The Mahabharata Home
"Indra said, 'I wish to know, O Grandsire, what the end is that is attained by him who consciously steals a cow or who sells one from motives of cupidity."
"The Grandsire said, 'Hear what the consequences are that overtake those persons that steal a cow for killing her for food or selling her for wealth, or making a gift of her unto a Brahmana. He, who, without being checked by the restraints of the scriptures, sells a cow, or kills one, or eats the flesh of a cow, or they, who, for the sake of wealth, suffer a person to kill kine,--all these, viz., he that kills, he that eats, and he that permits the slaughter,--rot in hell for as many years as there are hairs on the body of the cow so slain. 2 O thou of great puissance, those faults and those kinds of faults that have been said to attach to one that obstructs a Brahmana's sacrifice, are said to attach to the sale and the theft of kine. That man, who, having stolen a cow makes a gift of her unto a Brahmana,

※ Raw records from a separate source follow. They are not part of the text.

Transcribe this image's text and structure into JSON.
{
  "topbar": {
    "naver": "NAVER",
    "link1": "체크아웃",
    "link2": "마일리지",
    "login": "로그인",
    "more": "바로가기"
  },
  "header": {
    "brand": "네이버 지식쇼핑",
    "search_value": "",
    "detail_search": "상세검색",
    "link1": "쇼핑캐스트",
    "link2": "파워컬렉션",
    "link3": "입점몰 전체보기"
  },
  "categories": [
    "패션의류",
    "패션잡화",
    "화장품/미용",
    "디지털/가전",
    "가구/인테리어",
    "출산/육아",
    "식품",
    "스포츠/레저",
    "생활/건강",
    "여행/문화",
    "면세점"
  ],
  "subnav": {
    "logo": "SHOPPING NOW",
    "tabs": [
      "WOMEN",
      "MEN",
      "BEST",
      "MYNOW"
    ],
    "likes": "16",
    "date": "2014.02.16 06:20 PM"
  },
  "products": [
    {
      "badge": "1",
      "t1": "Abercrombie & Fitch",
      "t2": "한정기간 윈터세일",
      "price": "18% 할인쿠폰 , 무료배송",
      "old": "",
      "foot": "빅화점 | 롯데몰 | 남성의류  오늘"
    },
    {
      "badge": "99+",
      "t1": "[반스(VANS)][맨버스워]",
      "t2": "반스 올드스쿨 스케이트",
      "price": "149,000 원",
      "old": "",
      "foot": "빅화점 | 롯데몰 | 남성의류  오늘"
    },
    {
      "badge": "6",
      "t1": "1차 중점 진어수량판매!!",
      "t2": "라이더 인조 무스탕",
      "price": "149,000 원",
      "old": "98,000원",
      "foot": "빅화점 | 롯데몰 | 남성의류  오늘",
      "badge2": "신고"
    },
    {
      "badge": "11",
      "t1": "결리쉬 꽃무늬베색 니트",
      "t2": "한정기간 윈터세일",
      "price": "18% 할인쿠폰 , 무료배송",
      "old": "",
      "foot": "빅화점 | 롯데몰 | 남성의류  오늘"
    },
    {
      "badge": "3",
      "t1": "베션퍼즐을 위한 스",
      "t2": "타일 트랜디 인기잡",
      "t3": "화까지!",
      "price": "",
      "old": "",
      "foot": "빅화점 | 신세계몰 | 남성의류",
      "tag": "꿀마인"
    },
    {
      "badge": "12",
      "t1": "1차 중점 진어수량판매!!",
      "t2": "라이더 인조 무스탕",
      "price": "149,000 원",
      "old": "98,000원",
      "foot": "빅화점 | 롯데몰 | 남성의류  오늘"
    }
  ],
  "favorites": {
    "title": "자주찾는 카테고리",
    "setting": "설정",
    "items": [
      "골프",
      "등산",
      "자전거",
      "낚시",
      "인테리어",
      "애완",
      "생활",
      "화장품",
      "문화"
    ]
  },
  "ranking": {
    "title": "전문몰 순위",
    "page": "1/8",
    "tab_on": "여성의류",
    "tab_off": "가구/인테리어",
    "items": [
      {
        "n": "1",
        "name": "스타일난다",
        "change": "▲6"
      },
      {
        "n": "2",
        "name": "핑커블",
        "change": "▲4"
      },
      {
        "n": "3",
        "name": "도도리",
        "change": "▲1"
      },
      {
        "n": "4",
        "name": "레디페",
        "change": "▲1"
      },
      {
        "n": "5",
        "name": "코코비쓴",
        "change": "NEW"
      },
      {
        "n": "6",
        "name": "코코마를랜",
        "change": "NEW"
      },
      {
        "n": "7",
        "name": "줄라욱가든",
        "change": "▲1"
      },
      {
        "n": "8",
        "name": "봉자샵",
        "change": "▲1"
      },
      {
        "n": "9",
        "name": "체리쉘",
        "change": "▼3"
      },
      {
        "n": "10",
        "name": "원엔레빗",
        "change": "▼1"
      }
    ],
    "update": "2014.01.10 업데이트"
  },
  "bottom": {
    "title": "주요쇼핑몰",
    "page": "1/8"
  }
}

enjoys felicity in heaven as the reward of the gift but suffers misery in hell for the sin of theft for as long a period. Gold has been said to constitute the Dakshina, O thou of great splendour, in gifts of kine. Indeed, gold has been said to be the best Dakshina in all sacrifices. By making a gift of kine one is said to rescue one's ancestors to the seventh degree as also one's descendants to the seventh degree. By giving away kine with Dakshina of gold one rescues one's ancestors and descendants of double the number. The gift of gold is the best of gifts. Gold is, again, the best Dakshina. Gold is a great cleanser, O Sakra, and is, indeed, the best of all cleansing objects. O thou of a hundred sacrifices, gold has been said to be the sanctifier of the entire race of him who gives it away. I have thus, O thou of great splendour, told thee in brief of Dakshina.'
"Bhishma said, 'Even this was said by the Grandsire unto Indra, O chief of Bharata's race! Indra imparted it unto Dasaratha, and Dasaratha in his turn unto his son Rama, Rama of Raghu's race imparted it unto his dear brother Lakshmana of great fame. While dwelling in the woods, Lakshmana imparted it unto the Rishis. It has then come down from generation to generation, for the Rishis of rigid vows held it amongst themselves as also the righteous kings of the earth. My preceptor, O Yudhishthira, communicated it to me. That Brahmana, who recites it every day in the assemblies of Brahmanas, in sacrifices or at gifts of kine, or when two persons meet together, obtains hereafter many regions of inexhaustible felicity where he always resides with the deities as his companions. The holy Brahman, the Supreme Lord, had said so (unto Indra on the subject of kine).'"
102:2 In verse 3; vikrayartham is followed, as the Commentator rightly explains, by niyunkta or some such word. Vikrayartham hinsyat may mean 'killing for sale.' This, however should be pleonastic with reference to what follows.
Next: Section LXXV